• Work item:
Which lines of the records contain the word "icon"? Show each of them.

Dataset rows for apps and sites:
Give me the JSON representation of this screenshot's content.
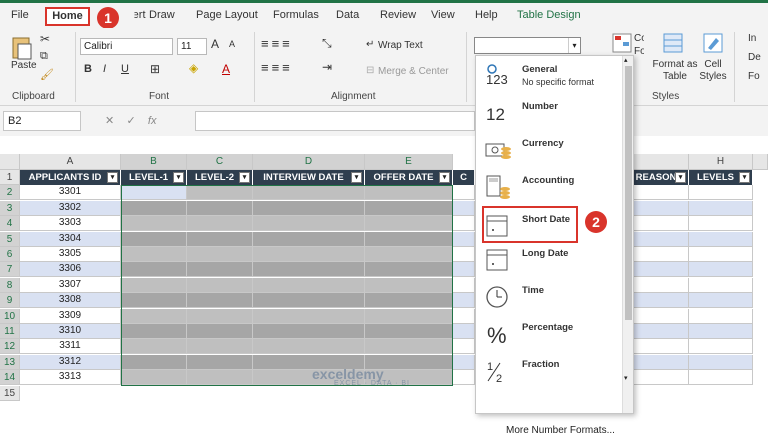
{
  "tabs": [
    "File",
    "Home",
    "Insert",
    "Draw",
    "Page Layout",
    "Formulas",
    "Data",
    "Review",
    "View",
    "Help",
    "Table Design"
  ],
  "annotations": {
    "step1": "1",
    "step2": "2"
  },
  "ribbon": {
    "clipboard": {
      "paste": "Paste",
      "label": "Clipboard"
    },
    "font": {
      "name": "Calibri",
      "size": "11",
      "label": "Font",
      "bold": "B",
      "italic": "I",
      "underline": "U",
      "increase": "A",
      "decrease": "A"
    },
    "alignment": {
      "wrap": "Wrap Text",
      "merge": "Merge & Center",
      "label": "Alignment"
    },
    "styles": {
      "conditional": "Conditional Formatting",
      "format_as_table": "Format as Table",
      "cell_styles": "Cell Styles",
      "label": "Styles"
    },
    "cells": {
      "insert": "In",
      "delete": "De",
      "format": "Fo"
    }
  },
  "formula_bar": {
    "name_box": "B2",
    "fx": "fx"
  },
  "grid": {
    "columns": [
      "A",
      "B",
      "C",
      "D",
      "E",
      "H"
    ],
    "headers": [
      "APPLICANTS ID",
      "LEVEL-1",
      "LEVEL-2",
      "INTERVIEW DATE",
      "OFFER DATE",
      "C",
      "REASON",
      "LEVELS"
    ],
    "row_numbers": [
      "1",
      "2",
      "3",
      "4",
      "5",
      "6",
      "7",
      "8",
      "9",
      "10",
      "11",
      "12",
      "13",
      "14",
      "15"
    ],
    "ids": [
      "3301",
      "3302",
      "3303",
      "3304",
      "3305",
      "3306",
      "3307",
      "3308",
      "3309",
      "3310",
      "3311",
      "3312",
      "3313"
    ]
  },
  "number_format_menu": {
    "items": [
      {
        "title": "General",
        "sub": "No specific format",
        "icon": "general-123-icon"
      },
      {
        "title": "Number",
        "sub": "",
        "icon": "number-12-icon"
      },
      {
        "title": "Currency",
        "sub": "",
        "icon": "currency-icon"
      },
      {
        "title": "Accounting",
        "sub": "",
        "icon": "accounting-icon"
      },
      {
        "title": "Short Date",
        "sub": "",
        "icon": "short-date-icon"
      },
      {
        "title": "Long Date",
        "sub": "",
        "icon": "long-date-icon"
      },
      {
        "title": "Time",
        "sub": "",
        "icon": "clock-icon"
      },
      {
        "title": "Percentage",
        "sub": "",
        "icon": "percent-icon"
      },
      {
        "title": "Fraction",
        "sub": "",
        "icon": "fraction-icon"
      }
    ],
    "more": "More Number Formats..."
  },
  "watermark": {
    "name": "exceldemy",
    "tagline": "EXCEL · DATA · BI"
  },
  "colors": {
    "accent": "#217346",
    "highlight": "#d9342b",
    "header": "#2f3e4e",
    "band": "#d9e1f2"
  }
}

• Output for this task:
        "icon": "general-123-icon"
        "icon": "number-12-icon"
        "icon": "currency-icon"
        "icon": "accounting-icon"
        "icon": "short-date-icon"
        "icon": "long-date-icon"
        "icon": "clock-icon"
        "icon": "percent-icon"
        "icon": "fraction-icon"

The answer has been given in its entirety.